 On September 16, 1995, CAI placed Andrea with a foster family, the Moyers. At the time, the Moyers had three boys living with them, ages 16, 14, and 12. In a letter dated September 25, 1995, Mrs. B. wrote the CYS director that Andrea was sexually active, and stated that she required close supervision. On November 8, 1995, Andrea was given a psychological test that revealed "an extremely strong libido." Compl. P 32. In March 1996, Ms. Moyer notified Baxter that Andrea and the Moyers' 17 year old son Ricky may have become sexual partners. Baxter met with Andrea and Ricky Moyer and "told them not to get caught, to lie low and to be discreet." Compl. P 35. In June 1996, it was discovered that Andrea was pregnant, and that Ricky Moyer was the father. In July 1996, CYS asked the court of common pleas to approve a transfer of Andrea from a foster home to an institution.

 Andrea filed her Complaint here in January 1997. Her claims are set forth in four counts. The federal claims are brought pursuant to 42 U.S.C. § 1983. Count One is against all defendants for violations of Andrea's rights to liberty and substantive due process as guaranteed by the Fourteenth Amendment. Count Two is against CYS and Lawrence County for maintaining policies resulting in deliberate indifference to Andrea's rights. Count Three is against all defendants for violating several Pennsylvania child welfare statutes and regulations. Count Four is against all defendants for negligence.

 II. STANDARD OF DECISION

 In deciding a Rule 12(b)(6) motion, we accept all well pleaded facts as true and draw all inferences in favor of the non-moving party. We focus on the pleadings in addressing the motion, but we may also consider matters of public record, orders, exhibits attached to the complaint, and items appearing in the record of the case.
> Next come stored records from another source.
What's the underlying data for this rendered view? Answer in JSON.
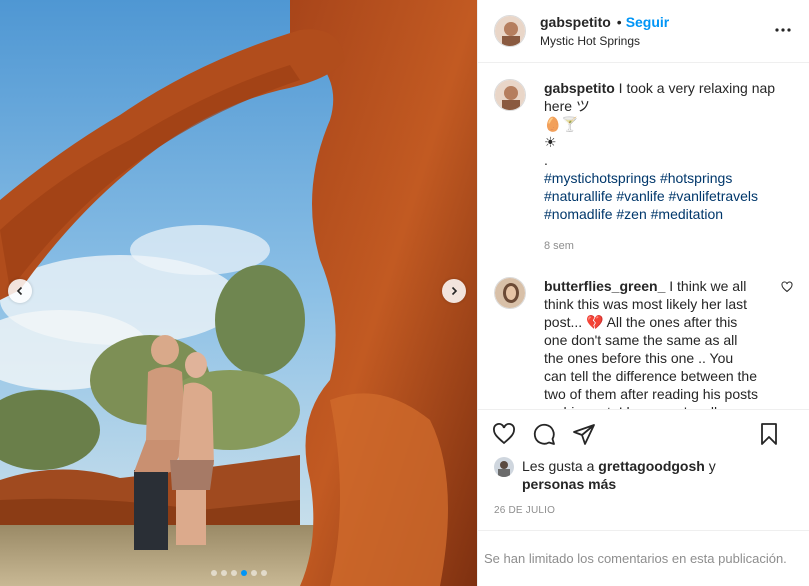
{
  "header": {
    "username": "gabspetito",
    "separator": "•",
    "follow_label": "Seguir",
    "location": "Mystic Hot Springs"
  },
  "caption": {
    "username": "gabspetito",
    "text_lines": [
      "I took a very relaxing nap",
      "here ツ",
      "🥚🍸",
      "☀",
      "."
    ],
    "hashtags_lines": [
      [
        "#mystichotsprings",
        "#hotsprings"
      ],
      [
        "#naturallife",
        "#vanlife",
        "#vanlifetravels"
      ],
      [
        "#nomadlife",
        "#zen",
        "#meditation"
      ]
    ],
    "age": "8 sem"
  },
  "comment": {
    "username": "butterflies_green_",
    "text": "I think we all think this was most likely her last post... 💔 All the ones after this one don't same the same as all the ones before this one .. You can tell the difference between the two of them after reading his posts on his acct. I hope you're all"
  },
  "likes": {
    "prefix": "Les gusta a",
    "user": "grettagoodgosh",
    "conj": "y",
    "others": "personas más"
  },
  "date": "26 DE JULIO",
  "comments_limited": "Se han limitado los comentarios en esta publicación.",
  "carousel": {
    "total": 6,
    "active_index": 3
  },
  "icons": {
    "prev": "chevron-left-icon",
    "next": "chevron-right-icon",
    "more": "more-options-icon",
    "like": "heart-icon",
    "comment": "comment-icon",
    "share": "share-icon",
    "save": "bookmark-icon",
    "comment_like": "small-heart-icon"
  },
  "colors": {
    "accent": "#0095f6",
    "link": "#00376b",
    "muted": "#8e8e8e",
    "border": "#efefef"
  }
}
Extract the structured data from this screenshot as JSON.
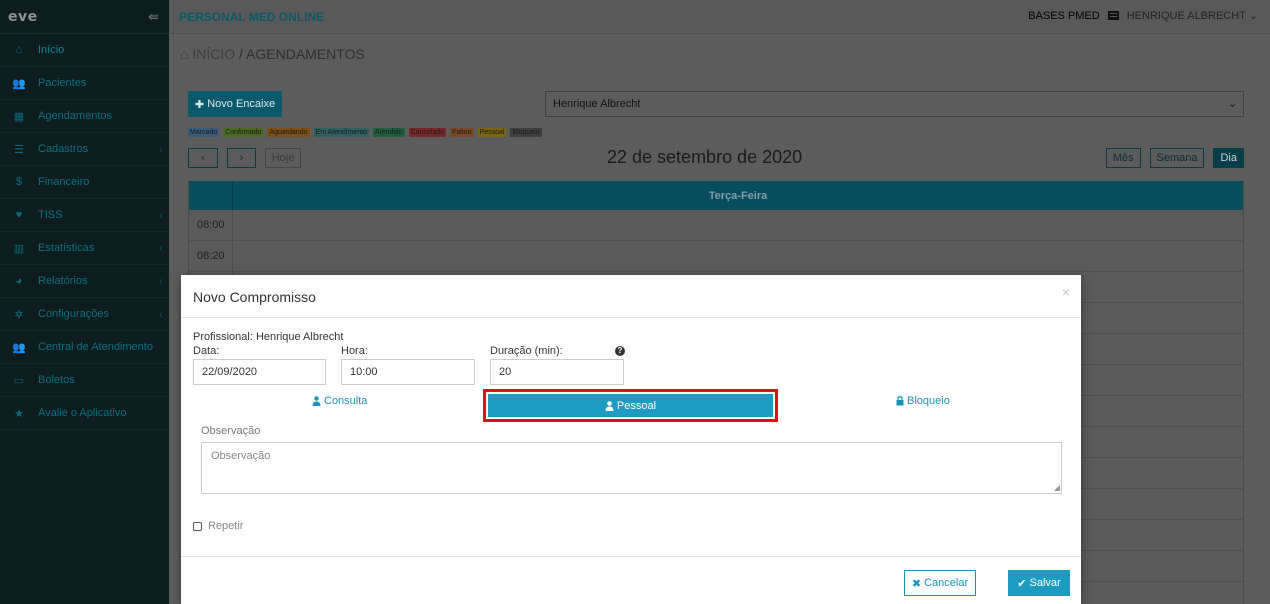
{
  "sidebar": {
    "logo": "eve",
    "items": [
      {
        "label": "Início",
        "icon": "home-icon",
        "chevron": false
      },
      {
        "label": "Pacientes",
        "icon": "users-icon",
        "chevron": false
      },
      {
        "label": "Agendamentos",
        "icon": "calendar-icon",
        "chevron": false
      },
      {
        "label": "Cadastros",
        "icon": "list-icon",
        "chevron": true
      },
      {
        "label": "Financeiro",
        "icon": "dollar-icon",
        "chevron": false
      },
      {
        "label": "TISS",
        "icon": "heartbeat-icon",
        "chevron": true
      },
      {
        "label": "Estatísticas",
        "icon": "bar-chart-icon",
        "chevron": true
      },
      {
        "label": "Relatórios",
        "icon": "pie-chart-icon",
        "chevron": true
      },
      {
        "label": "Configurações",
        "icon": "gear-icon",
        "chevron": true
      },
      {
        "label": "Central de Atendimento",
        "icon": "users-icon",
        "chevron": false
      },
      {
        "label": "Boletos",
        "icon": "money-icon",
        "chevron": false
      },
      {
        "label": "Avalie o Aplicativo",
        "icon": "star-icon",
        "chevron": false
      }
    ]
  },
  "topbar": {
    "app_name": "PERSONAL MED ONLINE",
    "bases": "BASES PMED",
    "user": "HENRIQUE ALBRECHT"
  },
  "breadcrumb": {
    "home": "INÍCIO",
    "separator": "/",
    "current": "AGENDAMENTOS"
  },
  "toolbar": {
    "encaixe_label": "Novo Encaixe",
    "professional_selected": "Henrique Albrecht"
  },
  "legend": [
    {
      "label": "Marcado",
      "color": "#3a5a78"
    },
    {
      "label": "Confirmado",
      "color": "#4b6b22"
    },
    {
      "label": "Aguardando",
      "color": "#7a5014"
    },
    {
      "label": "Em Atendimento",
      "color": "#2f5f5f"
    },
    {
      "label": "Atendido",
      "color": "#1f5f3c"
    },
    {
      "label": "Cancelado",
      "color": "#7a2727"
    },
    {
      "label": "Faltou",
      "color": "#7a4826"
    },
    {
      "label": "Pessoal",
      "color": "#7a6416"
    },
    {
      "label": "Bloqueio",
      "color": "#3f3f3f"
    }
  ],
  "calendar": {
    "today_label": "Hoje",
    "title": "22 de setembro de 2020",
    "views": {
      "month": "Mês",
      "week": "Semana",
      "day": "Dia"
    },
    "day_header": "Terça-Feira",
    "times": [
      "08:00",
      "08:20"
    ]
  },
  "modal": {
    "title": "Novo Compromisso",
    "close": "×",
    "professional_line": "Profissional: Henrique Albrecht",
    "date_label": "Data:",
    "date_value": "22/09/2020",
    "time_label": "Hora:",
    "time_value": "10:00",
    "duration_label": "Duração (min):",
    "duration_value": "20",
    "help": "?",
    "types": {
      "consulta": "Consulta",
      "pessoal": "Pessoal",
      "bloqueio": "Bloqueio"
    },
    "observation_label": "Observação",
    "observation_placeholder": "Observação",
    "repeat_label": "Repetir",
    "cancel_label": "Cancelar",
    "save_label": "Salvar"
  }
}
Oshiver v. Levin, Fishbein, Sedran & Berman, 38 F.3d 1380, 1384-85 and n. 2 (3d Cir. 1994). A claim should not be dismissed unless it appears beyond doubt that the non-moving party can prove no set of facts in support of its allegations which would entitle it to relief. Conley v. Gibson, 355 U.S. 41, 45-46, 2 L. Ed. 2d 80, 78 S. Ct. 99 (1957); City of Philadelphia v. Lead Industries Ass'n, 994 F.2d 112, 118 (3d Cir. 1993). Even a defective complaint will not be dismissed unless it appears to a certainty that the defect in the complaint cannot be cured by amendment. See, e.g., Neitzke v. Williams, 490 U.S. 319, 104 L. Ed. 2d 338, 109 S. Ct. 1827 (1989).

 III. DISCUSSION

 "In order to establish a section 1983 claim, a plaintiff 'must demonstrate a violation of a right secured by the Constitution and the laws of the United States [and] that the alleged deprivation was committed by a person acting under color of state law.'" Kneipp v. Tedder, 95 F.3d 1199, 1204 (3d Cir. 1996) (quoting Mark v. Borough of Hatboro, 51 F.3d 1137, 1141 (3d Cir. 1995), cert. denied, 516 U.S. 858, 133 L. Ed. 2d 107, 116 S. Ct. 165 (1995)). "Generally, the first issue in a § 1983 case is whether a plaintiff sufficiently alleges a deprivation of any right secured by the constitution." D.R. v. Middle Bucks Area School, 972 F.2d 1364, 1367 (3d Cir. 1992) (en banc). We will consider the existence of a constitutional right first.

 Because of the source of Andrea's constitutional claim, we must approach this task with ...


Buy This Entire Record For $7.95

Download the entire decision to receive the complete text, official citation,
docket number, dissents and concurrences, and footnotes for this case.

Learn more about what you receive with purchase of this case.